Dataset rows for apps and sites
==============================

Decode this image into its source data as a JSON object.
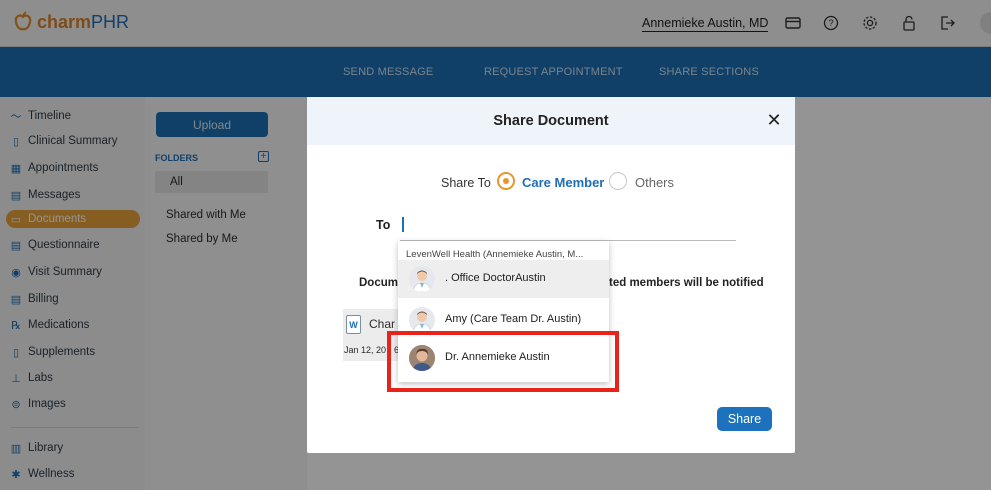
{
  "header": {
    "brand_part1": "charm",
    "brand_part2": "PHR",
    "user_name": "Annemieke Austin, MD",
    "icons": [
      "card-icon",
      "help-icon",
      "settings-icon",
      "lock-icon",
      "logout-icon"
    ]
  },
  "nav": {
    "links": [
      "SEND MESSAGE",
      "REQUEST APPOINTMENT",
      "SHARE SECTIONS"
    ]
  },
  "sidebar": {
    "items": [
      {
        "label": "Timeline",
        "icon": "timeline-icon"
      },
      {
        "label": "Clinical Summary",
        "icon": "clipboard-icon"
      },
      {
        "label": "Appointments",
        "icon": "calendar-icon"
      },
      {
        "label": "Messages",
        "icon": "message-icon"
      },
      {
        "label": "Documents",
        "icon": "folder-icon",
        "active": true
      },
      {
        "label": "Questionnaire",
        "icon": "questionnaire-icon"
      },
      {
        "label": "Visit Summary",
        "icon": "visit-icon"
      },
      {
        "label": "Billing",
        "icon": "billing-icon"
      },
      {
        "label": "Medications",
        "icon": "rx-icon"
      },
      {
        "label": "Supplements",
        "icon": "supplement-icon"
      },
      {
        "label": "Labs",
        "icon": "lab-icon"
      },
      {
        "label": "Images",
        "icon": "image-icon"
      },
      {
        "label": "Library",
        "icon": "library-icon"
      },
      {
        "label": "Wellness",
        "icon": "wellness-icon"
      }
    ]
  },
  "folders": {
    "upload_label": "Upload",
    "section_label": "FOLDERS",
    "items": [
      "All",
      "Shared with Me",
      "Shared by Me"
    ]
  },
  "modal": {
    "title": "Share Document",
    "close_glyph": "✕",
    "share_to_label": "Share To",
    "options": [
      {
        "label": "Care Member",
        "checked": true
      },
      {
        "label": "Others",
        "checked": false
      }
    ],
    "to_label": "To",
    "notify_visible_left": "Docum",
    "notify_visible_right": "ted members will be notified",
    "doc_name_partial": "Char",
    "doc_date_partial": "Jan 12, 20",
    "doc_date_tail": "6",
    "doc_icon_letter": "W",
    "share_button": "Share"
  },
  "dropdown": {
    "header": "LevenWell Health (Annemieke Austin, M...",
    "options": [
      {
        "name": ". Office DoctorAustin",
        "avatar": "doctor-avatar-icon"
      },
      {
        "name": "Amy (Care Team Dr. Austin)",
        "avatar": "doctor-avatar-icon"
      },
      {
        "name": "Dr. Annemieke Austin",
        "avatar": "photo-avatar"
      }
    ]
  },
  "colors": {
    "nav_blue": "#1d6fb1",
    "accent_orange": "#e8a23a",
    "highlight_red": "#e8231b"
  }
}
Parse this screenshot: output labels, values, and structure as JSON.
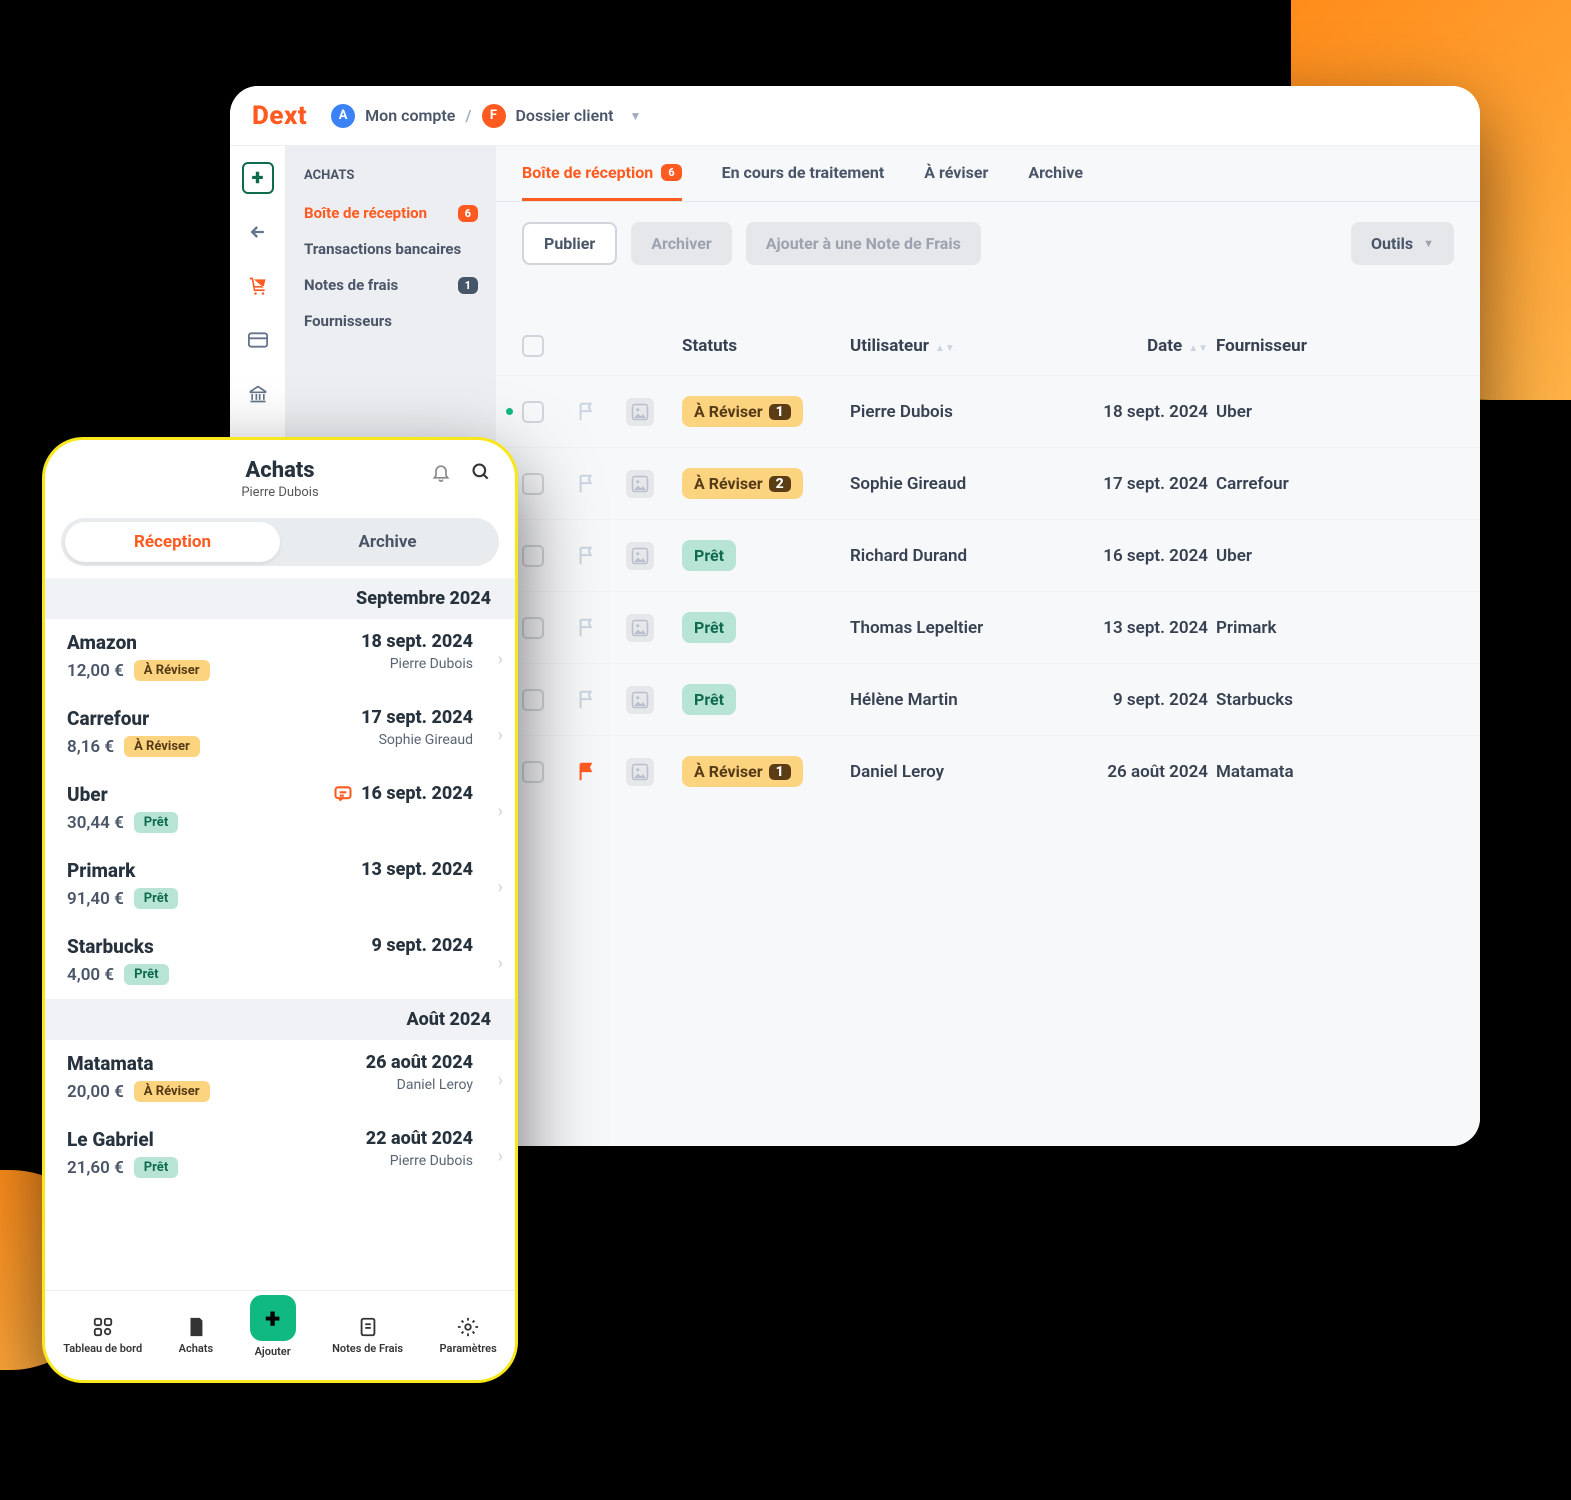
{
  "desktop": {
    "logo": "Dext",
    "breadcrumb": {
      "account_avatar": "A",
      "account": "Mon compte",
      "client_avatar": "F",
      "client": "Dossier client"
    },
    "sidebar": {
      "section": "ACHATS",
      "items": [
        {
          "label": "Boîte de réception",
          "badge": "6",
          "active": true
        },
        {
          "label": "Transactions bancaires"
        },
        {
          "label": "Notes de frais",
          "badge": "1"
        },
        {
          "label": "Fournisseurs"
        }
      ]
    },
    "tabs": [
      {
        "label": "Boîte de réception",
        "badge": "6",
        "active": true
      },
      {
        "label": "En cours de traitement"
      },
      {
        "label": "À réviser"
      },
      {
        "label": "Archive"
      }
    ],
    "toolbar": {
      "publish": "Publier",
      "archive": "Archiver",
      "note": "Ajouter à une Note de Frais",
      "tools": "Outils"
    },
    "columns": {
      "status": "Statuts",
      "user": "Utilisateur",
      "date": "Date",
      "supplier": "Fournisseur"
    },
    "rows": [
      {
        "dot": true,
        "status": "À Réviser",
        "status_badge": "1",
        "status_type": "warn",
        "user": "Pierre Dubois",
        "date": "18 sept. 2024",
        "supplier": "Uber"
      },
      {
        "status": "À Réviser",
        "status_badge": "2",
        "status_type": "warn",
        "user": "Sophie Gireaud",
        "date": "17 sept. 2024",
        "supplier": "Carrefour"
      },
      {
        "status": "Prêt",
        "status_type": "ok",
        "user": "Richard Durand",
        "date": "16 sept. 2024",
        "supplier": "Uber"
      },
      {
        "status": "Prêt",
        "status_type": "ok",
        "user": "Thomas Lepeltier",
        "date": "13 sept. 2024",
        "supplier": "Primark"
      },
      {
        "dot": true,
        "status": "Prêt",
        "status_type": "ok",
        "user": "Hélène Martin",
        "date": "9 sept. 2024",
        "supplier": "Starbucks"
      },
      {
        "flag": true,
        "status": "À Réviser",
        "status_badge": "1",
        "status_type": "warn",
        "user": "Daniel Leroy",
        "date": "26 août 2024",
        "supplier": "Matamata"
      }
    ]
  },
  "mobile": {
    "title": "Achats",
    "subtitle": "Pierre Dubois",
    "segments": {
      "reception": "Réception",
      "archive": "Archive"
    },
    "sections": [
      {
        "heading": "Septembre 2024",
        "items": [
          {
            "name": "Amazon",
            "price": "12,00 €",
            "status": "À Réviser",
            "status_type": "warn",
            "date": "18 sept. 2024",
            "user": "Pierre Dubois"
          },
          {
            "name": "Carrefour",
            "price": "8,16 €",
            "status": "À Réviser",
            "status_type": "warn",
            "date": "17 sept. 2024",
            "user": "Sophie Gireaud"
          },
          {
            "name": "Uber",
            "price": "30,44 €",
            "status": "Prêt",
            "status_type": "ok",
            "date": "16 sept. 2024",
            "msg": true
          },
          {
            "name": "Primark",
            "price": "91,40 €",
            "status": "Prêt",
            "status_type": "ok",
            "date": "13 sept. 2024"
          },
          {
            "name": "Starbucks",
            "price": "4,00 €",
            "status": "Prêt",
            "status_type": "ok",
            "date": "9 sept. 2024"
          }
        ]
      },
      {
        "heading": "Août 2024",
        "items": [
          {
            "name": "Matamata",
            "price": "20,00 €",
            "status": "À Réviser",
            "status_type": "warn",
            "date": "26 août 2024",
            "user": "Daniel Leroy"
          },
          {
            "name": "Le Gabriel",
            "price": "21,60 €",
            "status": "Prêt",
            "status_type": "ok",
            "date": "22 août 2024",
            "user": "Pierre Dubois"
          }
        ]
      }
    ],
    "bottomnav": {
      "dashboard": "Tableau de bord",
      "purchases": "Achats",
      "add": "Ajouter",
      "notes": "Notes de Frais",
      "settings": "Paramètres"
    }
  }
}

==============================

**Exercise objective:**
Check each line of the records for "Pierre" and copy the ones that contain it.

**Reply to the exercise:**
        "user": "Pierre Dubois",
    "subtitle": "Pierre Dubois",
            "user": "Pierre Dubois"
            "user": "Pierre Dubois"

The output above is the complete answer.